* EXERCISE AIM: From the records below, find each line with the string "screenshot" and copy it.

(Stored records)
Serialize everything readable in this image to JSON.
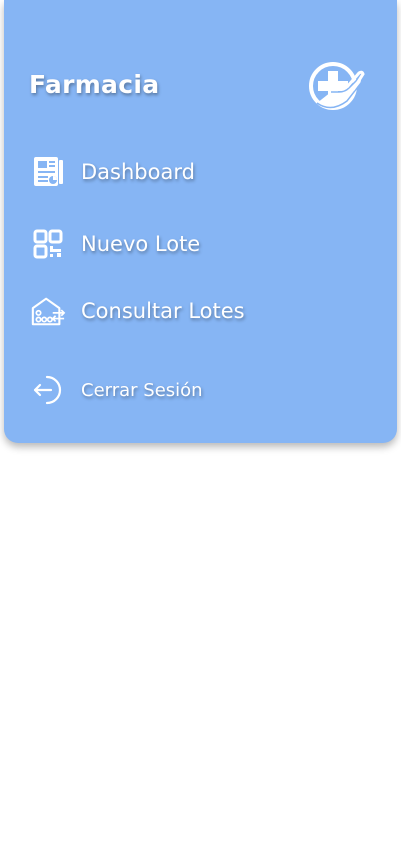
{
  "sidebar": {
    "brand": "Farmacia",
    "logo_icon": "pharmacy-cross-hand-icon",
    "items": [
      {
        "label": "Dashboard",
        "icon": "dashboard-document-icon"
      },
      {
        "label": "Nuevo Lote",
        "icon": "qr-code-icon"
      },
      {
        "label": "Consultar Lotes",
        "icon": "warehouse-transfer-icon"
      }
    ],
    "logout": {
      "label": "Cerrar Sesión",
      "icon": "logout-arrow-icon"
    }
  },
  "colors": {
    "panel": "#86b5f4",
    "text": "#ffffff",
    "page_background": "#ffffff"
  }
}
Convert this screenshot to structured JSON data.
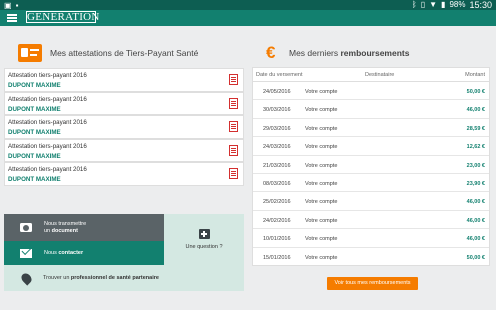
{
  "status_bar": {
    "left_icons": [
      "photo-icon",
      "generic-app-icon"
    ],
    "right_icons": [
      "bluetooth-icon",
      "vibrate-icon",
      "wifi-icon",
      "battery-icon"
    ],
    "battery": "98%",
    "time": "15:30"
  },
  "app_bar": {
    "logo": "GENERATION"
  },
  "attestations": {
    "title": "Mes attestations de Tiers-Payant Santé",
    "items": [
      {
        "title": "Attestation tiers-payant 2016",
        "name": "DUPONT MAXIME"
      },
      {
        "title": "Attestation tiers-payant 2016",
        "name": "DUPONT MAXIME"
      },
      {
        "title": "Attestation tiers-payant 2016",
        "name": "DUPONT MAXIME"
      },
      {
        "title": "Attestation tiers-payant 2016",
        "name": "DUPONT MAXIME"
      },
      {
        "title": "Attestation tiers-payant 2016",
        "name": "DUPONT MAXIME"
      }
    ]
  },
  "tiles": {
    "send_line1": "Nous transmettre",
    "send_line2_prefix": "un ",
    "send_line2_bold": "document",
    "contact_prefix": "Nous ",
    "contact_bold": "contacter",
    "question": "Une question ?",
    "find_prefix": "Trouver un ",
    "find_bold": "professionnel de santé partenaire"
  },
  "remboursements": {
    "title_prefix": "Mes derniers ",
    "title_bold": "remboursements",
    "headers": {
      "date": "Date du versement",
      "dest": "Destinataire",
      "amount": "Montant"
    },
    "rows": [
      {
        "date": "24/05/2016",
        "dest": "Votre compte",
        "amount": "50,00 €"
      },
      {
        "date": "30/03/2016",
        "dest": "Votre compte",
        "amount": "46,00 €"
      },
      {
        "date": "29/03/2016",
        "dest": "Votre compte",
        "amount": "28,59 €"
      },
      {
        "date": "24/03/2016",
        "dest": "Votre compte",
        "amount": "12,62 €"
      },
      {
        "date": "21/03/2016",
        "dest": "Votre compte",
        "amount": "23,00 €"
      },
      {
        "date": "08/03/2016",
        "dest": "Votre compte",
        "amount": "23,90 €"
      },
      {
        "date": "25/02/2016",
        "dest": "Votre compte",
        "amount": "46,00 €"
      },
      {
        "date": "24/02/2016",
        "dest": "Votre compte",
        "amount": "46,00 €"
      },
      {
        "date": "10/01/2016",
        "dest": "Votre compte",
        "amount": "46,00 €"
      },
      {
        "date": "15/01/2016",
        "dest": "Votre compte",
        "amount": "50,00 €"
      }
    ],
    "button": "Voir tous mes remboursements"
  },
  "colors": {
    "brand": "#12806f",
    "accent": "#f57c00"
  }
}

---

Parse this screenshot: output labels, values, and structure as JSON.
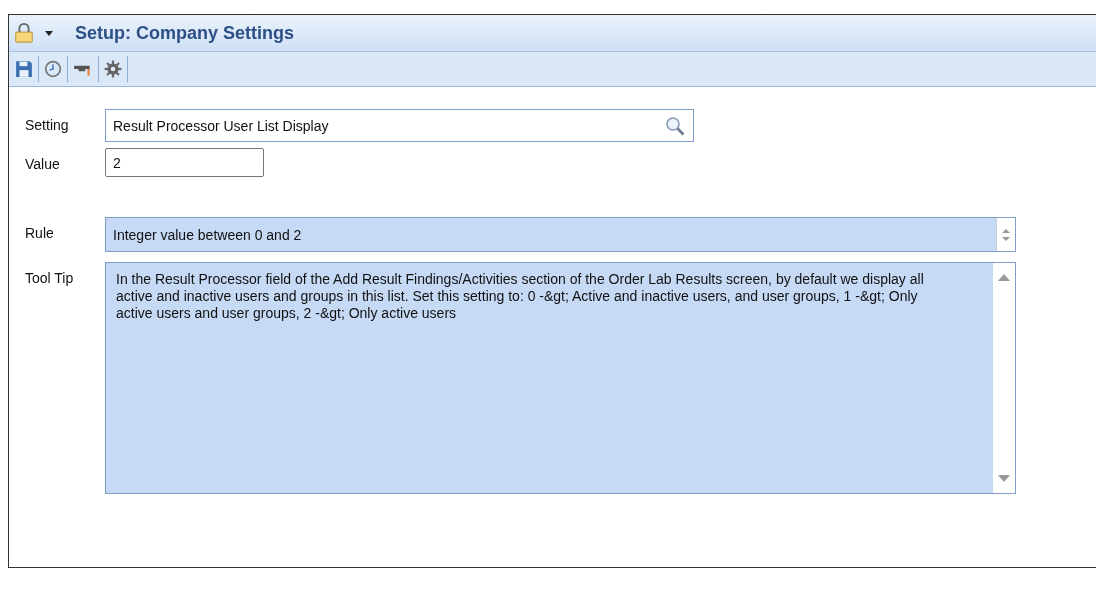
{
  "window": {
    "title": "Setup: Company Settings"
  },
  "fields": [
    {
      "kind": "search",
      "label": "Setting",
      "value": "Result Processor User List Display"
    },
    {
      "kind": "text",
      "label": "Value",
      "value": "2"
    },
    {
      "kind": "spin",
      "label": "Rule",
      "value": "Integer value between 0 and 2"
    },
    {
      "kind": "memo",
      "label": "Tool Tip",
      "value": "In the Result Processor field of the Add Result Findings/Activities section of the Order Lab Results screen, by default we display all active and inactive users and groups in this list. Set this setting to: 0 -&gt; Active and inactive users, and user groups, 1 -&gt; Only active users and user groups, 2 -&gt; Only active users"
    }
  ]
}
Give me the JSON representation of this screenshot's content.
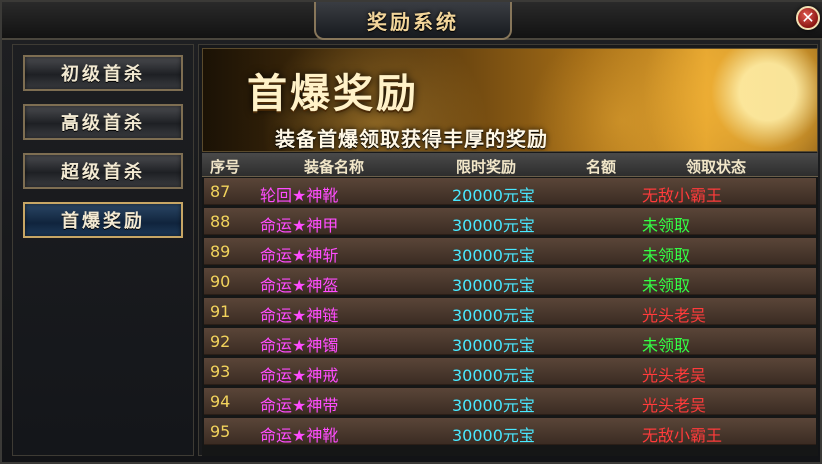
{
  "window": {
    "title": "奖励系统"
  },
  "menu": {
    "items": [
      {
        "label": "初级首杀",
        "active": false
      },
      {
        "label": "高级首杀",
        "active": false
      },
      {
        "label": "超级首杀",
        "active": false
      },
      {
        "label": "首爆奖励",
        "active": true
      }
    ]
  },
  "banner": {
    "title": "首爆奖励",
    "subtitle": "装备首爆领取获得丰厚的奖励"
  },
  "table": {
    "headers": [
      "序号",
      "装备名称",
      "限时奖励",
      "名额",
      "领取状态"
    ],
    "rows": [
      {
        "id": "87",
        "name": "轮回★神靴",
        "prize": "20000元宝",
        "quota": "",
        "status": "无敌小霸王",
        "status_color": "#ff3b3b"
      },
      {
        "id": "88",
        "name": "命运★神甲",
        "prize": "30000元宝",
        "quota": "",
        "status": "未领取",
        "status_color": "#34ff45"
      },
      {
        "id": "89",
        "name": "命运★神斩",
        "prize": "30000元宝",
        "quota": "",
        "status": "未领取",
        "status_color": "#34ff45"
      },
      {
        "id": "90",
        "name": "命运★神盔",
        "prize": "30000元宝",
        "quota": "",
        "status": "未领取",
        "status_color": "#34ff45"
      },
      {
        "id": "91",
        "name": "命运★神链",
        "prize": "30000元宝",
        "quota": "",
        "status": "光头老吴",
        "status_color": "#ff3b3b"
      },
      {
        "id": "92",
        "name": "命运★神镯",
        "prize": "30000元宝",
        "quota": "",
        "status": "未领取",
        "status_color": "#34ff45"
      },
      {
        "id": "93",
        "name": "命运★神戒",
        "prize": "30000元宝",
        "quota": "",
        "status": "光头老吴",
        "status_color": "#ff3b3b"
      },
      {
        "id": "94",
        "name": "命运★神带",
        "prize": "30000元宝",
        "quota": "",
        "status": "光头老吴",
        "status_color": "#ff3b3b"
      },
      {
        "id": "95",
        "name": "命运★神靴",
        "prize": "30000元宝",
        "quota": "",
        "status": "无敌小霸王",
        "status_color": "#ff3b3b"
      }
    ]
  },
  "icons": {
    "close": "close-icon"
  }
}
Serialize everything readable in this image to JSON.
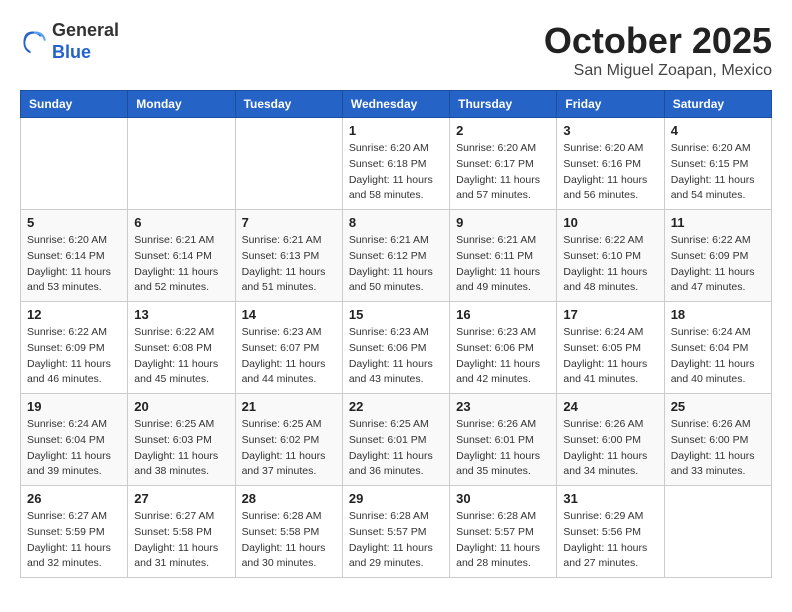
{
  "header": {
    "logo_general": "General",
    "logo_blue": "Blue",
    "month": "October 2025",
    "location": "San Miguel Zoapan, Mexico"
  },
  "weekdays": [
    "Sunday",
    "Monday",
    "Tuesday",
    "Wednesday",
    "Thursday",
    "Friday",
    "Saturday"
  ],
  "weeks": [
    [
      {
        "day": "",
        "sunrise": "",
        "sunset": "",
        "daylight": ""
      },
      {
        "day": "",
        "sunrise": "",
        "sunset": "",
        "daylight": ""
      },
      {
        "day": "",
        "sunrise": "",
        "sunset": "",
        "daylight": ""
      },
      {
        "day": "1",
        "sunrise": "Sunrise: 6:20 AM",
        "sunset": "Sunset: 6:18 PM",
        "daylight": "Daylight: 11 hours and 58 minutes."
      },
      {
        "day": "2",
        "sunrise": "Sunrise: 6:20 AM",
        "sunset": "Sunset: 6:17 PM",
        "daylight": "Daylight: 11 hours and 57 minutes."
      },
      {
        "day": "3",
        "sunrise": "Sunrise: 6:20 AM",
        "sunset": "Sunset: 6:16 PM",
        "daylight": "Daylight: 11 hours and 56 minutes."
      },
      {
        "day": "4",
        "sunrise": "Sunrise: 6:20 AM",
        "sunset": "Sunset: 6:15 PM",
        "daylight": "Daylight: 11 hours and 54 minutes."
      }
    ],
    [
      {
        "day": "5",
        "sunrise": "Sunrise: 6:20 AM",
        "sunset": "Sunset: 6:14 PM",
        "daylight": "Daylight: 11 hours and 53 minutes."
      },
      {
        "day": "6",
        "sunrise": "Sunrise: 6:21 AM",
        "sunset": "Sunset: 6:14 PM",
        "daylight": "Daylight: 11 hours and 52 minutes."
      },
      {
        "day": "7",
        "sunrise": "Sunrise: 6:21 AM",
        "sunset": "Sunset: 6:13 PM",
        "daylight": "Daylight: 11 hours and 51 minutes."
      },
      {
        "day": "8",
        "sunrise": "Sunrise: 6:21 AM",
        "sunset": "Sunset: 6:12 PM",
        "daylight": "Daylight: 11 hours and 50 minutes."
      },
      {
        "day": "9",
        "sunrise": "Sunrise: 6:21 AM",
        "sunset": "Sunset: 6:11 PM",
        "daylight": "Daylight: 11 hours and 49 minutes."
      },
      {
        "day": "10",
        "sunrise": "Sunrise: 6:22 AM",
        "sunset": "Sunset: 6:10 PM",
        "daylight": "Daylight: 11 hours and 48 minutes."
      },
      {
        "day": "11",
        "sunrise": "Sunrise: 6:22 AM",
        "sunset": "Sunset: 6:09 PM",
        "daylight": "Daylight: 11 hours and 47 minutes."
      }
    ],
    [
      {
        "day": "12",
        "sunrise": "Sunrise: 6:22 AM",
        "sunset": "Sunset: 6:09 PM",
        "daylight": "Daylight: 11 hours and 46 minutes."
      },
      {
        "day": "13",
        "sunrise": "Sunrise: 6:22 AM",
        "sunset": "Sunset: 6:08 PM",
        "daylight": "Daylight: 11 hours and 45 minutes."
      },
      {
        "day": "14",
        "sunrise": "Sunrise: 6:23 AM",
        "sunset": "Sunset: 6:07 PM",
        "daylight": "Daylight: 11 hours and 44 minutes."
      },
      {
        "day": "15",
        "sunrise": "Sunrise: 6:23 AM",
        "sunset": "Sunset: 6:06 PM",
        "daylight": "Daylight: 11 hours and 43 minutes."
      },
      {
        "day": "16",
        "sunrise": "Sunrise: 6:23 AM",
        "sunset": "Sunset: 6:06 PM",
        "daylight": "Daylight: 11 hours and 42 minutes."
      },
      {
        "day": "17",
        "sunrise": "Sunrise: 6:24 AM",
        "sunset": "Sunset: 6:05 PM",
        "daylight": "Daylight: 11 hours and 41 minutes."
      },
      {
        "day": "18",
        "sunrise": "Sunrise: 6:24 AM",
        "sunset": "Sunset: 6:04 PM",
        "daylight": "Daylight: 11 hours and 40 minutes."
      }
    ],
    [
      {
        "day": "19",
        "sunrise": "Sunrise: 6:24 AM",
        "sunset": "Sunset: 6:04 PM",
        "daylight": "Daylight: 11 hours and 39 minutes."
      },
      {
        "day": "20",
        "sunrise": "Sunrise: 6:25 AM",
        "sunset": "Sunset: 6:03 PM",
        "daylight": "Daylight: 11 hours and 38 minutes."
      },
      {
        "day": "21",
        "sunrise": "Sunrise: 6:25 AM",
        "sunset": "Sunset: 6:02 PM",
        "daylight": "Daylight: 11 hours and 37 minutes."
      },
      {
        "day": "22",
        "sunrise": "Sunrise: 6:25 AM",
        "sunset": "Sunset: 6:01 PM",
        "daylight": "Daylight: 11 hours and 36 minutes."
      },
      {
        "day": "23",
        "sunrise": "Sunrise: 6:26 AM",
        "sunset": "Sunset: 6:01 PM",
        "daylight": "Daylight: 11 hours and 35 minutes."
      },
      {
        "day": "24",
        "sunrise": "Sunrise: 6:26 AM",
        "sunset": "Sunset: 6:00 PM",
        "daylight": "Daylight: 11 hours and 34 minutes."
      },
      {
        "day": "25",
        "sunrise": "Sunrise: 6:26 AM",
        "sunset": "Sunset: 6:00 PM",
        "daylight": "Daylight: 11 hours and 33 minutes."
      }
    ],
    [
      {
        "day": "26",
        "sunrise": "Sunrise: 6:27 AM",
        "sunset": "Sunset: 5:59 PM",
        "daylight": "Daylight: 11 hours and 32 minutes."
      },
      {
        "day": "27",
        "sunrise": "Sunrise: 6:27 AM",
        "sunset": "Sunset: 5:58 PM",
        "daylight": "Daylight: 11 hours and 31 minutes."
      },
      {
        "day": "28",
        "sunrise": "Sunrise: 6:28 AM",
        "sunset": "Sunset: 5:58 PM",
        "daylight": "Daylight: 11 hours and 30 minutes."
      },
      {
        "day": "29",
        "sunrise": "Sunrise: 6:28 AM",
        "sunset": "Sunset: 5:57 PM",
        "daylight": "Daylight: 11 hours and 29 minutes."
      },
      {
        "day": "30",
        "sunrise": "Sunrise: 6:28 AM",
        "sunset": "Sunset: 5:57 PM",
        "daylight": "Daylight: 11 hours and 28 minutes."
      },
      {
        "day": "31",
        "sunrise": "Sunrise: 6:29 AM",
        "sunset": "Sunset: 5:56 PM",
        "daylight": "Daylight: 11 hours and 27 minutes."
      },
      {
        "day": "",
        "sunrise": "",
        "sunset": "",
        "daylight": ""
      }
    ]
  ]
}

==

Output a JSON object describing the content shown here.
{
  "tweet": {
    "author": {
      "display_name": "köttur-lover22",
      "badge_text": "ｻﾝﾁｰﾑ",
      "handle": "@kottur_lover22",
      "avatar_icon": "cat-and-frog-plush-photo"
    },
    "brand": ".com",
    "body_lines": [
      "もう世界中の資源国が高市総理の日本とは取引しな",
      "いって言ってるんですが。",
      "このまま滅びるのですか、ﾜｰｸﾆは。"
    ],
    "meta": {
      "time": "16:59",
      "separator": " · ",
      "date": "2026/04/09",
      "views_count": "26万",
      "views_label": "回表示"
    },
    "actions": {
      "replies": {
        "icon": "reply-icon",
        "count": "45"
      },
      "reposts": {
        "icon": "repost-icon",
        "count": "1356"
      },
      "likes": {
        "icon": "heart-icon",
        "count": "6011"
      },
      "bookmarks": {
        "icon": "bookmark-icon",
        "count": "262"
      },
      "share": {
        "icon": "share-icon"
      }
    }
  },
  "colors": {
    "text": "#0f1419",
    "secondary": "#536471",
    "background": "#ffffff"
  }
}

* TASK RESULT:
Convert this screenshot to structured JSON data.
Parse this screenshot: output labels, values, and structure as JSON.
Give me the JSON representation of this screenshot's content.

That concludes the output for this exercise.